Cambodia: UN rights office decries use of excessive force against protesters

7 January 2014 – The United Nations human rights office today expressed deep concern about what it said is disproportionate use of force by law enforcement officials responding to protesters in Cambodia, and urged authorities and security forces to exercise utmost restraint.

We urge the Cambodian authorities to launch a prompt and thorough investigation and to ensure full accountability of members of security forces found to have used disproportionate and excessive force, spokesperson for the UN Human Rights Office (OHCHR), Rupert Colville, told journalists in Geneva.

He stressed that policing of demonstrations must comply at all times with international human rights obligations and international standards in maintaining public order, as specified in the UN Code of Conduct for Law Enforcement Officials and the UN Basic Principles on the Use of Force and Firearms by Law Enforcement Officials.

Five people were killed on 3 January when security forces opened fire on striking garment workers in Phnom Penh. An additional 20 people were injured by gunfire and beatings.

According to OHCHR, the striking garment workers pressing for higher wages have added fuel to political demonstrations organized since July by the opposition party to demand the resignation of Prime Minister Hun Sen and a re-run of the election.

The Special Rapporteur on the situation of human rights in Cambodia, Surya P. Subedi, has repeatedly called for calm. The incident on 3 January was the third time since the disputed July 2013 general election that the authorities have shot into a crowd and caused fatalities.

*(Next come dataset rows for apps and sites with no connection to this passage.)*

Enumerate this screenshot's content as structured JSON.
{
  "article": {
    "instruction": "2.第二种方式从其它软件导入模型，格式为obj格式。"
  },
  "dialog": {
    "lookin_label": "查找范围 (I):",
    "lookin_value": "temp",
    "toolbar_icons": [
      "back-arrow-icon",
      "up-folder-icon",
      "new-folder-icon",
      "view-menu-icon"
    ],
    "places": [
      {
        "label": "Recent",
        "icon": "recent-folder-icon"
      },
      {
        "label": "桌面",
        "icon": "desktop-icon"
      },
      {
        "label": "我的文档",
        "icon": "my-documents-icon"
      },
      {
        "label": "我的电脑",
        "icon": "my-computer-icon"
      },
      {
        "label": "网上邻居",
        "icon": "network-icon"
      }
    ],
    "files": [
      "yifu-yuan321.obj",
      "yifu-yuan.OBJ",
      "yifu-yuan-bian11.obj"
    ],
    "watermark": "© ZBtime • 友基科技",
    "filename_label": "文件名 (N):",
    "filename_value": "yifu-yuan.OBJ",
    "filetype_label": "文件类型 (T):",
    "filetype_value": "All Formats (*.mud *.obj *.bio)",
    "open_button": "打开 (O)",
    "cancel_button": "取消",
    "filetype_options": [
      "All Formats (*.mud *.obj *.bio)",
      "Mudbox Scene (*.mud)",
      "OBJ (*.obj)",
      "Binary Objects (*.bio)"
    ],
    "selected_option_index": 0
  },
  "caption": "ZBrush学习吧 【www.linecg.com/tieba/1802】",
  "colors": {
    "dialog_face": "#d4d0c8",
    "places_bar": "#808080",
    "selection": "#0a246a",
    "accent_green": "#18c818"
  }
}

Briefing journalists today, Mr. Colville said that while OHCHR notes the challenges authorities face in maintaining public order, the UN human rights officials join Mr. Subedi in calling on all protesters to exercise maximum restraint.

Acts of sporadic violence during public gatherings must not be used as an excuse to deprive others of their right to freedom of peaceful assembly, a right that must be protected and promoted by the authorities, Mr. Colville said.

In addition, he noted that 23 people, including at least one minor, were detained following the clashes, and their whereabouts remain unknown.

We urge the Cambodian authorities to allow all those held incommunicado to have access to their families, legal representation and, if needed, medical care, the spokesperson said. If not charged with a legally defined offence, they should be released immediately.